For most youth, delinquency is ephemeral, usually emerging between ages 13 and 15 and generally ceasing between ages 16 and 17. Involvement in more serious, felonious delinquency is less common. Annually, youth account for approximately 20 percent of the violent crime and 35 percent of the property crime in the United States. Person who begin committing delinquency during childhood and preadolescence are at great risk of engaing in the most serious forms of delinquency, at higher levels, and for prolonged periods. Fortunately, only 5 percent of males (serious, habitual criminality is nearly nonexistent among females) demonstrate life-long, pathological criminality; and such offenders have been discovered in most industrialized nations.

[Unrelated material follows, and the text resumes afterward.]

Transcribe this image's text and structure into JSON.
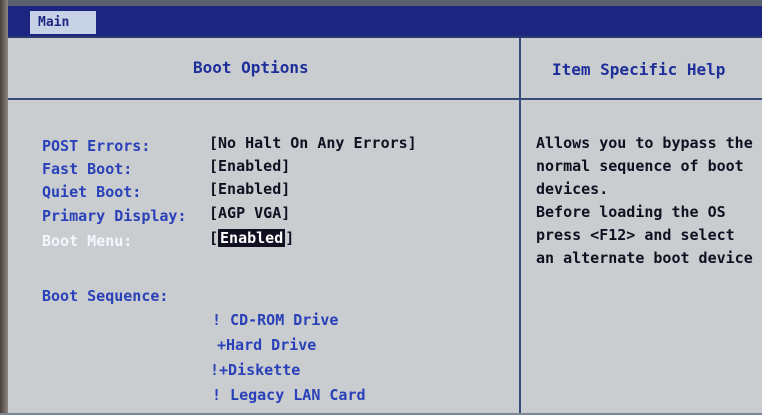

With the exception of homicide, which is abnomally high in the United States, violent and property delinquency in the industrialized nations, such as Austria, Belgium, Canada, Czech Republic, England, Holland, Finland, Isreael, Italy, New Zealand, Poland, and Sweden, is comparable to America. (The notable exception to this is Japan, a nation with extremely low levels of delinquency.)
McShane, M. D., & Williams, F. P. (2003). Encyclopedia of juvenile justice. Thousand Oaks, Calif: Sage. Page 121
Exercise 1: Take a fact from this paragraph and quote it verbatim as you would in a paper.
Exercise 2: Take a fact from this paragraph and paraphrase it as you would in a paper.